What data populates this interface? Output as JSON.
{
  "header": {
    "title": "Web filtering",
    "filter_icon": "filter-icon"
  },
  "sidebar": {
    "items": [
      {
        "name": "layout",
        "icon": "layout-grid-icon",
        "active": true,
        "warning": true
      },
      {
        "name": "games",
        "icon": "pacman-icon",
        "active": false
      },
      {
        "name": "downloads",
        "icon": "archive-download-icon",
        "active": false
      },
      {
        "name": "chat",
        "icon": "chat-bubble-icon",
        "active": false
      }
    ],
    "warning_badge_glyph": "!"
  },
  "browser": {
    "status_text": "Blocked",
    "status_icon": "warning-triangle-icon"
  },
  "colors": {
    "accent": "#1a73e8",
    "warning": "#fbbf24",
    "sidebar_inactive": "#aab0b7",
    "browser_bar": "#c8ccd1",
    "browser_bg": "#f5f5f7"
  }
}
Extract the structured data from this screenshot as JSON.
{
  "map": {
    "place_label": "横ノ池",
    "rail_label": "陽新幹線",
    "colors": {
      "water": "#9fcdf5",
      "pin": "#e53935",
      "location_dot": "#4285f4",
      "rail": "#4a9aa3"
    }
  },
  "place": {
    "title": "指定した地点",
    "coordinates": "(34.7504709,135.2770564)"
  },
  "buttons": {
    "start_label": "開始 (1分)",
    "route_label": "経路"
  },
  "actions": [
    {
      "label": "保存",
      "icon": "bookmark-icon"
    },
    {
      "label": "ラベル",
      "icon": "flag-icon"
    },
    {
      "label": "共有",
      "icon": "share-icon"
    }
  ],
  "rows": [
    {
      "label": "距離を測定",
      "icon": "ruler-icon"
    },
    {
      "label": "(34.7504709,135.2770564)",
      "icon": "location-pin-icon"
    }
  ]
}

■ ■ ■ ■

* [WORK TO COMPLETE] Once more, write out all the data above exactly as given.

* [OUTPUT OF THE EXERCISE]
What data populates this interface? Output as JSON.
{
  "header": {
    "title": "Web filtering",
    "filter_icon": "filter-icon"
  },
  "sidebar": {
    "items": [
      {
        "name": "layout",
        "icon": "layout-grid-icon",
        "active": true,
        "warning": true
      },
      {
        "name": "games",
        "icon": "pacman-icon",
        "active": false
      },
      {
        "name": "downloads",
        "icon": "archive-download-icon",
        "active": false
      },
      {
        "name": "chat",
        "icon": "chat-bubble-icon",
        "active": false
      }
    ],
    "warning_badge_glyph": "!"
  },
  "browser": {
    "status_text": "Blocked",
    "status_icon": "warning-triangle-icon"
  },
  "colors": {
    "accent": "#1a73e8",
    "warning": "#fbbf24",
    "sidebar_inactive": "#aab0b7",
    "browser_bar": "#c8ccd1",
    "browser_bg": "#f5f5f7"
  }
}
Extract the structured data from this screenshot as JSON.
{
  "map": {
    "place_label": "横ノ池",
    "rail_label": "陽新幹線",
    "colors": {
      "water": "#9fcdf5",
      "pin": "#e53935",
      "location_dot": "#4285f4",
      "rail": "#4a9aa3"
    }
  },
  "place": {
    "title": "指定した地点",
    "coordinates": "(34.7504709,135.2770564)"
  },
  "buttons": {
    "start_label": "開始 (1分)",
    "route_label": "経路"
  },
  "actions": [
    {
      "label": "保存",
      "icon": "bookmark-icon"
    },
    {
      "label": "ラベル",
      "icon": "flag-icon"
    },
    {
      "label": "共有",
      "icon": "share-icon"
    }
  ],
  "rows": [
    {
      "label": "距離を測定",
      "icon": "ruler-icon"
    },
    {
      "label": "(34.7504709,135.2770564)",
      "icon": "location-pin-icon"
    }
  ]
}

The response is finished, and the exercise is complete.